### EXERCISE REQUIREMENTS
The whole listing should come back exactly as written, except for the pictures.

### RECORDS FOR THE EXERCISE
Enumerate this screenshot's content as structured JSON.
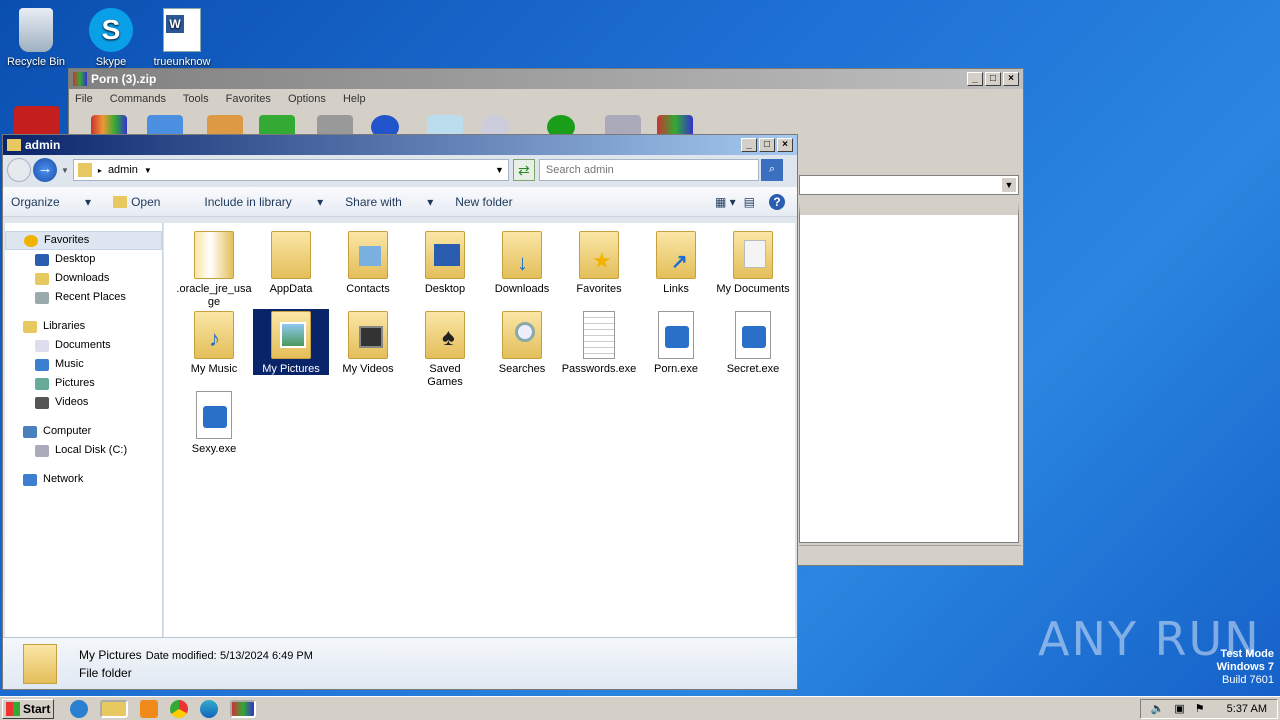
{
  "desktop": {
    "icons": [
      {
        "label": "Recycle Bin"
      },
      {
        "label": "Skype"
      },
      {
        "label": "trueunknow"
      }
    ]
  },
  "zipwin": {
    "title": "Porn (3).zip",
    "menu": [
      "File",
      "Commands",
      "Tools",
      "Favorites",
      "Options",
      "Help"
    ]
  },
  "explorer": {
    "title": "admin",
    "breadcrumb": "admin",
    "search_placeholder": "Search admin",
    "commands": [
      "Organize",
      "Open",
      "Include in library",
      "Share with",
      "New folder"
    ],
    "nav": {
      "favorites": "Favorites",
      "desktop": "Desktop",
      "downloads": "Downloads",
      "recent": "Recent Places",
      "libraries": "Libraries",
      "documents": "Documents",
      "music": "Music",
      "pictures": "Pictures",
      "videos": "Videos",
      "computer": "Computer",
      "localdisk": "Local Disk (C:)",
      "network": "Network"
    },
    "items": [
      {
        "label": ".oracle_jre_usage"
      },
      {
        "label": "AppData"
      },
      {
        "label": "Contacts"
      },
      {
        "label": "Desktop"
      },
      {
        "label": "Downloads"
      },
      {
        "label": "Favorites"
      },
      {
        "label": "Links"
      },
      {
        "label": "My Documents"
      },
      {
        "label": "My Music"
      },
      {
        "label": "My Pictures"
      },
      {
        "label": "My Videos"
      },
      {
        "label": "Saved Games"
      },
      {
        "label": "Searches"
      },
      {
        "label": "Passwords.exe"
      },
      {
        "label": "Porn.exe"
      },
      {
        "label": "Secret.exe"
      },
      {
        "label": "Sexy.exe"
      }
    ],
    "status": {
      "name": "My Pictures",
      "modified_label": "Date modified:",
      "modified": "5/13/2024 6:49 PM",
      "type": "File folder"
    }
  },
  "taskbar": {
    "start": "Start",
    "clock": "5:37 AM"
  },
  "watermark": {
    "brand": "ANY RUN",
    "mode": "Test Mode",
    "os": "Windows 7",
    "build": "Build 7601"
  },
  "colors": {
    "selection": "#0a246a",
    "titlebar": "#0a246a",
    "desktop": "#1e6fd4"
  }
}
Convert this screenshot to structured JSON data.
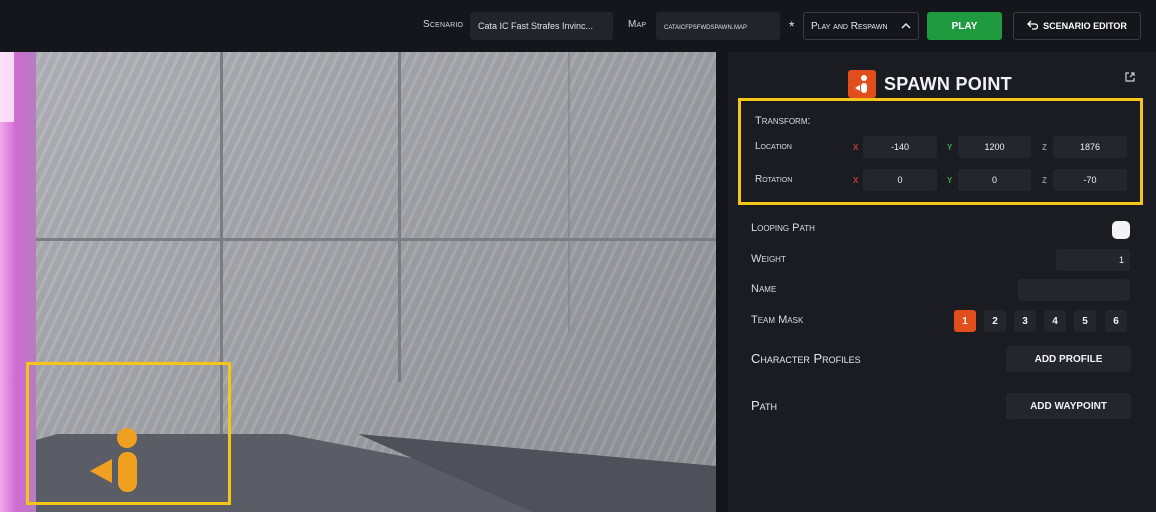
{
  "topbar": {
    "scenario_label": "Scenario",
    "scenario_value": "Cata IC Fast Strafes Invinc...",
    "map_label": "Map",
    "map_value": "cataicfpsfwdspawn.map",
    "modified_marker": "*",
    "mode_value": "Play and Respawn",
    "play_label": "PLAY",
    "editor_label": "SCENARIO EDITOR"
  },
  "panel": {
    "title": "SPAWN POINT",
    "transform_label": "Transform:",
    "location_label": "Location",
    "rotation_label": "Rotation",
    "axes": {
      "x": "X",
      "y": "Y",
      "z": "Z"
    },
    "location": {
      "x": "-140",
      "y": "1200",
      "z": "1876"
    },
    "rotation": {
      "x": "0",
      "y": "0",
      "z": "-70"
    },
    "looping_path_label": "Looping Path",
    "weight_label": "Weight",
    "weight_value": "1",
    "name_label": "Name",
    "name_value": "",
    "team_mask_label": "Team Mask",
    "team_mask_options": [
      "1",
      "2",
      "3",
      "4",
      "5",
      "6"
    ],
    "team_mask_active": "1",
    "character_profiles_label": "Character Profiles",
    "add_profile_label": "ADD PROFILE",
    "path_label": "Path",
    "add_waypoint_label": "ADD WAYPOINT"
  },
  "colors": {
    "accent": "#e24e1b",
    "play": "#1f9a3e",
    "highlight": "#f5c518",
    "axis_x": "#c23b3b",
    "axis_y": "#3fa14a",
    "axis_z": "#8a8a92"
  },
  "icons": {
    "spawn_point": "spawn-point-icon",
    "undo": "undo-arrow-icon",
    "external": "external-link-icon",
    "chevron": "chevron-up-icon"
  }
}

### FINISHED TASK
Enumerate this screenshot's content as structured JSON.
{
  "desktop": {
    "icons": [
      {
        "label": "Recycle Bin"
      },
      {
        "label": "Skype"
      },
      {
        "label": "trueunknow"
      }
    ]
  },
  "zipwin": {
    "title": "Porn (3).zip",
    "menu": [
      "File",
      "Commands",
      "Tools",
      "Favorites",
      "Options",
      "Help"
    ]
  },
  "explorer": {
    "title": "admin",
    "breadcrumb": "admin",
    "search_placeholder": "Search admin",
    "commands": [
      "Organize",
      "Open",
      "Include in library",
      "Share with",
      "New folder"
    ],
    "nav": {
      "favorites": "Favorites",
      "desktop": "Desktop",
      "downloads": "Downloads",
      "recent": "Recent Places",
      "libraries": "Libraries",
      "documents": "Documents",
      "music": "Music",
      "pictures": "Pictures",
      "videos": "Videos",
      "computer": "Computer",
      "localdisk": "Local Disk (C:)",
      "network": "Network"
    },
    "items": [
      {
        "label": ".oracle_jre_usage"
      },
      {
        "label": "AppData"
      },
      {
        "label": "Contacts"
      },
      {
        "label": "Desktop"
      },
      {
        "label": "Downloads"
      },
      {
        "label": "Favorites"
      },
      {
        "label": "Links"
      },
      {
        "label": "My Documents"
      },
      {
        "label": "My Music"
      },
      {
        "label": "My Pictures"
      },
      {
        "label": "My Videos"
      },
      {
        "label": "Saved Games"
      },
      {
        "label": "Searches"
      },
      {
        "label": "Passwords.exe"
      },
      {
        "label": "Porn.exe"
      },
      {
        "label": "Secret.exe"
      },
      {
        "label": "Sexy.exe"
      }
    ],
    "status": {
      "name": "My Pictures",
      "modified_label": "Date modified:",
      "modified": "5/13/2024 6:49 PM",
      "type": "File folder"
    }
  },
  "taskbar": {
    "start": "Start",
    "clock": "5:37 AM"
  },
  "watermark": {
    "brand": "ANY RUN",
    "mode": "Test Mode",
    "os": "Windows 7",
    "build": "Build 7601"
  },
  "colors": {
    "selection": "#0a246a",
    "titlebar": "#0a246a",
    "desktop": "#1e6fd4"
  }
}
Convert this screenshot to structured JSON data.
{
  "topbar": {
    "scenario_label": "Scenario",
    "scenario_value": "Cata IC Fast Strafes Invinc...",
    "map_label": "Map",
    "map_value": "cataicfpsfwdspawn.map",
    "modified_marker": "*",
    "mode_value": "Play and Respawn",
    "play_label": "PLAY",
    "editor_label": "SCENARIO EDITOR"
  },
  "panel": {
    "title": "SPAWN POINT",
    "transform_label": "Transform:",
    "location_label": "Location",
    "rotation_label": "Rotation",
    "axes": {
      "x": "X",
      "y": "Y",
      "z": "Z"
    },
    "location": {
      "x": "-140",
      "y": "1200",
      "z": "1876"
    },
    "rotation": {
      "x": "0",
      "y": "0",
      "z": "-70"
    },
    "looping_path_label": "Looping Path",
    "weight_label": "Weight",
    "weight_value": "1",
    "name_label": "Name",
    "name_value": "",
    "team_mask_label": "Team Mask",
    "team_mask_options": [
      "1",
      "2",
      "3",
      "4",
      "5",
      "6"
    ],
    "team_mask_active": "1",
    "character_profiles_label": "Character Profiles",
    "add_profile_label": "ADD PROFILE",
    "path_label": "Path",
    "add_waypoint_label": "ADD WAYPOINT"
  },
  "colors": {
    "accent": "#e24e1b",
    "play": "#1f9a3e",
    "highlight": "#f5c518",
    "axis_x": "#c23b3b",
    "axis_y": "#3fa14a",
    "axis_z": "#8a8a92"
  },
  "icons": {
    "spawn_point": "spawn-point-icon",
    "undo": "undo-arrow-icon",
    "external": "external-link-icon",
    "chevron": "chevron-up-icon"
  }
}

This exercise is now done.